▶ [About this task]:
Scan the data that follows and count the lines with the string "true"; answer with the count alone.

[Data about app and page elements]

□ □ □

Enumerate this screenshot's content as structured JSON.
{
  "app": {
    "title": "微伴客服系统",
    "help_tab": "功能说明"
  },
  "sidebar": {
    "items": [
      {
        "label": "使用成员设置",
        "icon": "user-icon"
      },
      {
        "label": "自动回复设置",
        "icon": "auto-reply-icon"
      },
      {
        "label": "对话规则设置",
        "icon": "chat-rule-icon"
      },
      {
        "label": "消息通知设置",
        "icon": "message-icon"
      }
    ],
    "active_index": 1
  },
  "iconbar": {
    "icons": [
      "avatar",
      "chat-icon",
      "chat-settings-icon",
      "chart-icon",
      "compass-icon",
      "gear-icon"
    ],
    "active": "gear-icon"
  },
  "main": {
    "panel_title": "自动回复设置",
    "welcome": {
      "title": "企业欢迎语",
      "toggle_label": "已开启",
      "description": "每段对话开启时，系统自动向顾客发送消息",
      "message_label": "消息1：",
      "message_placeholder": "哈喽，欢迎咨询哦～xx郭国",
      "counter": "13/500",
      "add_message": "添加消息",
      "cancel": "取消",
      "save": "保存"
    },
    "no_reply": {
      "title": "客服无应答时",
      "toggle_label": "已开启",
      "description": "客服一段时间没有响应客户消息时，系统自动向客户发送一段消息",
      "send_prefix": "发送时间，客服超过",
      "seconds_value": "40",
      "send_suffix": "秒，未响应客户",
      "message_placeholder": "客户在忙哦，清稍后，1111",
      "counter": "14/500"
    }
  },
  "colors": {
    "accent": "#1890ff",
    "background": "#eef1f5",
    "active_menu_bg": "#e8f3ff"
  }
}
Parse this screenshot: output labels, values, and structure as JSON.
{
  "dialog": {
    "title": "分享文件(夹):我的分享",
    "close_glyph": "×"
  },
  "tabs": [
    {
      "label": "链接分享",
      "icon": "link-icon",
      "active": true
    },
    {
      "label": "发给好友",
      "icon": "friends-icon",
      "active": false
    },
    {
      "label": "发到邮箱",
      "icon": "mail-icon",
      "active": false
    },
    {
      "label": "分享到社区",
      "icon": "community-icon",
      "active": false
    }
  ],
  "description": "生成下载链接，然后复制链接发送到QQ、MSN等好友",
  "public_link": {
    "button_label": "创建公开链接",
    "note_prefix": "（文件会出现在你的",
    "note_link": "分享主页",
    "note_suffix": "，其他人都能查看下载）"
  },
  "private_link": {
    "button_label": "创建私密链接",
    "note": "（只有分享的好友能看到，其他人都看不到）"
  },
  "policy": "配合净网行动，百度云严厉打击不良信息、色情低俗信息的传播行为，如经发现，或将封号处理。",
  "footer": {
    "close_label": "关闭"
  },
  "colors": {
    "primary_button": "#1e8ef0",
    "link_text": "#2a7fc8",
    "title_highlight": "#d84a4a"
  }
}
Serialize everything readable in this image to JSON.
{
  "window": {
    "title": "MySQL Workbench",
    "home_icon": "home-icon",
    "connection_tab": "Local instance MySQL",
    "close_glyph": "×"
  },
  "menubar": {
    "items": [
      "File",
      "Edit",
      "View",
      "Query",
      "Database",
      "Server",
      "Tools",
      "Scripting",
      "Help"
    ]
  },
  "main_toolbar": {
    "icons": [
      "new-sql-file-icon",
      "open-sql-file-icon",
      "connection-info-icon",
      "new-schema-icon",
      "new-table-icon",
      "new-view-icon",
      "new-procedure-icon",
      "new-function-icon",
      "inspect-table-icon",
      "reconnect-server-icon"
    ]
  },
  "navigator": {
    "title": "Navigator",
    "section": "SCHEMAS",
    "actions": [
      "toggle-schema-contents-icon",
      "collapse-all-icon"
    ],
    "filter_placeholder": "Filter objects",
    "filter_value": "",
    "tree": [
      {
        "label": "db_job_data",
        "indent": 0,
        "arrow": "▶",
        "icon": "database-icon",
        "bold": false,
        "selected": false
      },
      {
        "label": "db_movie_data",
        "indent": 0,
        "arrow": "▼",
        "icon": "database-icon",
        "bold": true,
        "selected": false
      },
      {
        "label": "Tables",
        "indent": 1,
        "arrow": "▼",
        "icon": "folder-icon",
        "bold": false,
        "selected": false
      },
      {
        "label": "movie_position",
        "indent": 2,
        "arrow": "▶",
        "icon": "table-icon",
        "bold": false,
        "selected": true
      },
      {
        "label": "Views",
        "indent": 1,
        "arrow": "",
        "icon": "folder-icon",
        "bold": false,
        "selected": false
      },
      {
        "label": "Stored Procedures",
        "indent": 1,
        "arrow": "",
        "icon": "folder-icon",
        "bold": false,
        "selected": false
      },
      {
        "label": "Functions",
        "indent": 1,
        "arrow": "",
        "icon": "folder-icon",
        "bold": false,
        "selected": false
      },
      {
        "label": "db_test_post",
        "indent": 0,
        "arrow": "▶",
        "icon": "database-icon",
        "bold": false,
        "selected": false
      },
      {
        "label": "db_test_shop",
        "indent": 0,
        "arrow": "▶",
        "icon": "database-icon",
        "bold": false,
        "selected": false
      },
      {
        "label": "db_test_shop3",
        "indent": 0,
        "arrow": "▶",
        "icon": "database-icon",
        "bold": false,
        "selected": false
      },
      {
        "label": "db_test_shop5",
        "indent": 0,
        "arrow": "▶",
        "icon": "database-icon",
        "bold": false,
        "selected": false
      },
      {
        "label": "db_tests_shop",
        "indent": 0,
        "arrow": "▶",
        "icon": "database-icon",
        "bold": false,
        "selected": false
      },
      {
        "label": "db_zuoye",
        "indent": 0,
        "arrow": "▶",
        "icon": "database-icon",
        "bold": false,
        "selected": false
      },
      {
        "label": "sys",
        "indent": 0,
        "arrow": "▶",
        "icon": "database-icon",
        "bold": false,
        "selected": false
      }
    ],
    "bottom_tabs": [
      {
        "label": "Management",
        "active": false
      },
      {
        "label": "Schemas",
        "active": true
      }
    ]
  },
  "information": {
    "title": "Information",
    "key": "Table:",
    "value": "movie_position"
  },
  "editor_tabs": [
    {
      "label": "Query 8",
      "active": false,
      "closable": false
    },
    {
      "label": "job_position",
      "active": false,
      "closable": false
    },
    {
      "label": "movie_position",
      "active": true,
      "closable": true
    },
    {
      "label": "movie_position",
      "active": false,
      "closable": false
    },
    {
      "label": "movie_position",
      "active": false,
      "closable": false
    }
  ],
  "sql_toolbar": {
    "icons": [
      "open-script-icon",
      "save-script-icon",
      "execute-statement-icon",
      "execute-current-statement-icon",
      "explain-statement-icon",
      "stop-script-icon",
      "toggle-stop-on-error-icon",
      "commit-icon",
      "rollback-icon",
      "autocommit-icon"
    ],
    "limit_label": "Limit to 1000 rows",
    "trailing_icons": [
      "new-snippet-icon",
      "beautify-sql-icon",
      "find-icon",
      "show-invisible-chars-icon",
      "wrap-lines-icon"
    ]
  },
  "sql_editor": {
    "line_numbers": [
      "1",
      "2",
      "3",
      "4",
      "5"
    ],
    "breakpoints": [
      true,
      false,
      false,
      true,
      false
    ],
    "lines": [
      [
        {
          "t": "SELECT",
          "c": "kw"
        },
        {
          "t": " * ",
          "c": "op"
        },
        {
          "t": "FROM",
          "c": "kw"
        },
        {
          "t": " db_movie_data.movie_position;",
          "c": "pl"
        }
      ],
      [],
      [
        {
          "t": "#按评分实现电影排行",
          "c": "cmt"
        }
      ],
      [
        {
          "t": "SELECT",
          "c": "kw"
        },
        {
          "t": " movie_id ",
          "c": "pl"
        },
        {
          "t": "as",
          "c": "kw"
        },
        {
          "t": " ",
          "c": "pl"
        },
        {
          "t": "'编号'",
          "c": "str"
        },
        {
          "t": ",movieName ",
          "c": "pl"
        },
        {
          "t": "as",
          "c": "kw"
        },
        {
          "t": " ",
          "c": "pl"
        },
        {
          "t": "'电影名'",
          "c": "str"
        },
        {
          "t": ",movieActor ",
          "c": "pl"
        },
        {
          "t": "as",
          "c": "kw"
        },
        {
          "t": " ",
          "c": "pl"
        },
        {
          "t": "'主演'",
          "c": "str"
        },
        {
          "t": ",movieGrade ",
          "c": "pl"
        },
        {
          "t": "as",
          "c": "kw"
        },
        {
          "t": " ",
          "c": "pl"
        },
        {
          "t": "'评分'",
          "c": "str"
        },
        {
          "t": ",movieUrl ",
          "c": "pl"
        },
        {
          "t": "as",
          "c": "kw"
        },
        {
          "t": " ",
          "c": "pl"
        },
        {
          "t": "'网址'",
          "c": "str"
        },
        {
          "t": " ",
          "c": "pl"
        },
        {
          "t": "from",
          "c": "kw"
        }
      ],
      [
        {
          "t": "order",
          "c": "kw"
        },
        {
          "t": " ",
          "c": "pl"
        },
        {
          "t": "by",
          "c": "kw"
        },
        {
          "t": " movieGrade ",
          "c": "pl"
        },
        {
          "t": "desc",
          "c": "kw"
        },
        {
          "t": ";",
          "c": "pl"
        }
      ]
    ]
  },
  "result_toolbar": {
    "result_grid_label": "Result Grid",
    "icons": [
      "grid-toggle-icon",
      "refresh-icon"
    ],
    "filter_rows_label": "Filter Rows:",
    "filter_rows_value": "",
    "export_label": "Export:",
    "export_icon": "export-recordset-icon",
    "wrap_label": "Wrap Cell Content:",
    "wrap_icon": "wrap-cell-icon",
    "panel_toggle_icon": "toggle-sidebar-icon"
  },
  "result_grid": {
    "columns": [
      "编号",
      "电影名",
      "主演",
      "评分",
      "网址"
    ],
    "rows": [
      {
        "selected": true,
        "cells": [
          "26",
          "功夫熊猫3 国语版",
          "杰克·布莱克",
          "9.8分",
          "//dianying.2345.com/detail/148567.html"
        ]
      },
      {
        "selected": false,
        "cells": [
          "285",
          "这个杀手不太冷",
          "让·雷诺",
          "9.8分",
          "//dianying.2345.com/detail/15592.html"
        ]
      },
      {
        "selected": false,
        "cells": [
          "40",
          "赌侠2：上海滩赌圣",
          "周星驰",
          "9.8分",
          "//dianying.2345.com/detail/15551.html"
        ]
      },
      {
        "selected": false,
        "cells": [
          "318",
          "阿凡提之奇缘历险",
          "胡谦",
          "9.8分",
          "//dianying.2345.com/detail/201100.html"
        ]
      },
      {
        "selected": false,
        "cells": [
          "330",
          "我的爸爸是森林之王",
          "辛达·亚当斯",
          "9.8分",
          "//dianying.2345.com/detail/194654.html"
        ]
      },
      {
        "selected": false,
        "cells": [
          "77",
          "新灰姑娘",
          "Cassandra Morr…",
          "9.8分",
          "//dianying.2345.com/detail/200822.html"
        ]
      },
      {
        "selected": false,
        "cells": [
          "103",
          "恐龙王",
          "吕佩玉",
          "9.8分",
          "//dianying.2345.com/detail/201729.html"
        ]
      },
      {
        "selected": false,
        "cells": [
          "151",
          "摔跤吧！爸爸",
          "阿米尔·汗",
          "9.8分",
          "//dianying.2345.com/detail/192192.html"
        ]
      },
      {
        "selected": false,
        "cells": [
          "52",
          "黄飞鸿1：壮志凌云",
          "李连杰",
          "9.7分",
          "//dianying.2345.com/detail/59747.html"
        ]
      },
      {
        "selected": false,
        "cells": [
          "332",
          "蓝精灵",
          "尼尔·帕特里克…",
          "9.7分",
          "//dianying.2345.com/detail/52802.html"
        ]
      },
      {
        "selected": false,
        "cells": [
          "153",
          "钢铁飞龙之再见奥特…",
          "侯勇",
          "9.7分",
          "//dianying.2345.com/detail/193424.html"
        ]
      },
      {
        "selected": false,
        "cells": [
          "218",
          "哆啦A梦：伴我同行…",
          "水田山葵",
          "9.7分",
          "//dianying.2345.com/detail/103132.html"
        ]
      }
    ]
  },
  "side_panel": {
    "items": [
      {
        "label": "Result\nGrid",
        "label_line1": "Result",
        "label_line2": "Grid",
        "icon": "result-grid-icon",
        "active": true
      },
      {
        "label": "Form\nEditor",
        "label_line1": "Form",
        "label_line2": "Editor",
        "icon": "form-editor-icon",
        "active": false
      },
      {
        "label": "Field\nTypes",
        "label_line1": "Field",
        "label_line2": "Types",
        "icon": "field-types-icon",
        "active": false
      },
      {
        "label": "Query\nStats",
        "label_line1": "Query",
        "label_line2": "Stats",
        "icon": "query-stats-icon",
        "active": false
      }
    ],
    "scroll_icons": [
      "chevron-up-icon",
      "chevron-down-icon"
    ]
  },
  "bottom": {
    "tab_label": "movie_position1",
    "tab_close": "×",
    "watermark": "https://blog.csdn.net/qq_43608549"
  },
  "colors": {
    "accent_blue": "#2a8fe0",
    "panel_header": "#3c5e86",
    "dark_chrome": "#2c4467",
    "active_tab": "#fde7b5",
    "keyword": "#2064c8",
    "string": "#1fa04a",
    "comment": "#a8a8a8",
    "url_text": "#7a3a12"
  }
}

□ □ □

▶ [Exercise output]:
10